> _Task item_: Down to the last line, output the records below exactly.

> _Records from a dataset_:

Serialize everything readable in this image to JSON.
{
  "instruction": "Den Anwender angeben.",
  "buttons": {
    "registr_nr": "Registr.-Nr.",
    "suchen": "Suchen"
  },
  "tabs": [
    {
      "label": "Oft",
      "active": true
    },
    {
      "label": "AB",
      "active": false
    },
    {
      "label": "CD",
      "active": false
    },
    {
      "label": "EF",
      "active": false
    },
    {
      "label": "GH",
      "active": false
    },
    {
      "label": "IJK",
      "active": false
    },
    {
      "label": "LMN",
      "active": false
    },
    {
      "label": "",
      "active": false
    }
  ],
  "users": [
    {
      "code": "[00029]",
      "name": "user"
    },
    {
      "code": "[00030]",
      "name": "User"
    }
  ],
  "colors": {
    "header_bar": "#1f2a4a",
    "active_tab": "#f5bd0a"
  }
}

> _Result of this task_:
Serialize everything readable in this image to JSON.
{
  "instruction": "Den Anwender angeben.",
  "buttons": {
    "registr_nr": "Registr.-Nr.",
    "suchen": "Suchen"
  },
  "tabs": [
    {
      "label": "Oft",
      "active": true
    },
    {
      "label": "AB",
      "active": false
    },
    {
      "label": "CD",
      "active": false
    },
    {
      "label": "EF",
      "active": false
    },
    {
      "label": "GH",
      "active": false
    },
    {
      "label": "IJK",
      "active": false
    },
    {
      "label": "LMN",
      "active": false
    },
    {
      "label": "",
      "active": false
    }
  ],
  "users": [
    {
      "code": "[00029]",
      "name": "user"
    },
    {
      "code": "[00030]",
      "name": "User"
    }
  ],
  "colors": {
    "header_bar": "#1f2a4a",
    "active_tab": "#f5bd0a"
  }
}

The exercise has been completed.